Study region: This study focuses on the Colorado River watershed in the area along the South Rim of the Grand Canyon. Study focus: This study utilizes anthropogenic chemical tracers to investigate the fate of treated wastewater effluent discharged within Grand Canyon National Park. Anthropogenic chemical tracers were used to discern preferential structurally controlled pathways in a complex regional network of faults and fractures in which some are conduits and others barriers to flow. New hydrological insights for the region: Previous investigations on water resources of Grand Canyon have suggested two different discharge locations (Garden Springs versus Monument Spring) for the treated wastewater discharged on the South Rim of Grand Canyon yet the presence of wastewater at the springs remained unstudied for decades. The treated wastewater from Grand Canyon Village is released into Bright Angel Wash that flows along the surface expression of the Bright Angel Fault and past the inferred intersection with the perpendicular Monument Fault. Multiple anthropogenic compounds (pharmaceuticals, per- and polyfluoroalkyl substances (PFAS), and elevated nitrate) were found in Bright Angel Wash and Monument Spring. Stable isotopic measurements at Monument Spring show depletion over time also suggesting contribution from a depleted stable isotopic source found in the treated wastewater. The anthropogenic tracers utilized in this study provide good insight to which geologic structures are conduits versus barriers to flow and can be useful in other fracture flow and karst settings.
|Title||Utilizing anthropogenic compounds and geochemical tracers to identify preferential structurally controlled groundwater pathways influencing springs in Grand Canyon National Park, Arizona, USA|
|Authors||Kimberly R. Beisner, Nicholas V. Paretti, Jeramy Jasmann, Larry Barber|
|Publication Subtype||Journal Article|
|Series Title||Journal of Hydrology: Regional Studies|

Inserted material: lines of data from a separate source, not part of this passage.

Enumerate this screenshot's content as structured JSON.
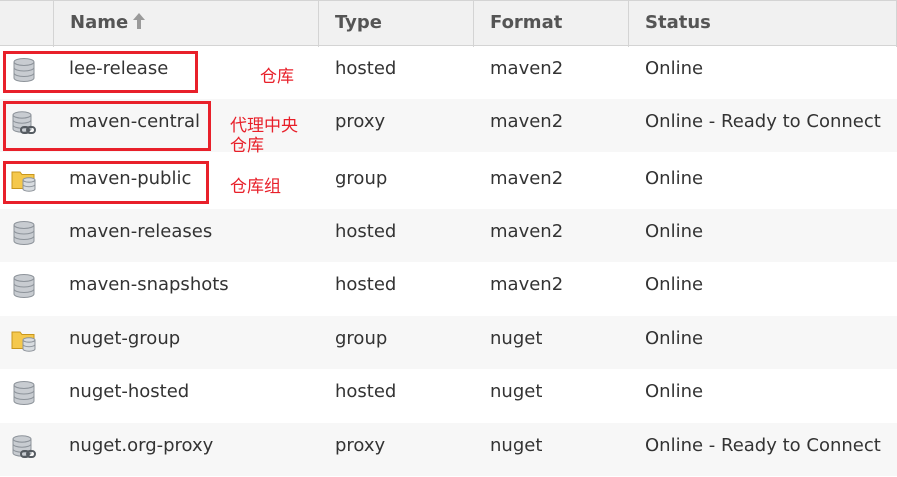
{
  "table": {
    "columns": {
      "name": "Name",
      "type": "Type",
      "format": "Format",
      "status": "Status"
    },
    "sort_indicator": "arrow-up-icon",
    "rows": [
      {
        "name": "lee-release",
        "type": "hosted",
        "format": "maven2",
        "status": "Online",
        "icon": "database-icon"
      },
      {
        "name": "maven-central",
        "type": "proxy",
        "format": "maven2",
        "status": "Online - Ready to Connect",
        "icon": "database-link-icon"
      },
      {
        "name": "maven-public",
        "type": "group",
        "format": "maven2",
        "status": "Online",
        "icon": "folder-database-icon"
      },
      {
        "name": "maven-releases",
        "type": "hosted",
        "format": "maven2",
        "status": "Online",
        "icon": "database-icon"
      },
      {
        "name": "maven-snapshots",
        "type": "hosted",
        "format": "maven2",
        "status": "Online",
        "icon": "database-icon"
      },
      {
        "name": "nuget-group",
        "type": "group",
        "format": "nuget",
        "status": "Online",
        "icon": "folder-database-icon"
      },
      {
        "name": "nuget-hosted",
        "type": "hosted",
        "format": "nuget",
        "status": "Online",
        "icon": "database-icon"
      },
      {
        "name": "nuget.org-proxy",
        "type": "proxy",
        "format": "nuget",
        "status": "Online - Ready to Connect",
        "icon": "database-link-icon"
      }
    ]
  },
  "annotations": {
    "hosted_note": "仓库",
    "proxy_note_line1": "代理中央",
    "proxy_note_line2": "仓库",
    "group_note": "仓库组",
    "color": "#e8202a"
  }
}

|Record Source||USGS Publications Warehouse|
|USGS Organization||Arizona Water Science Center; New Mexico Water Science Center; WMA - Earth System Processes Division|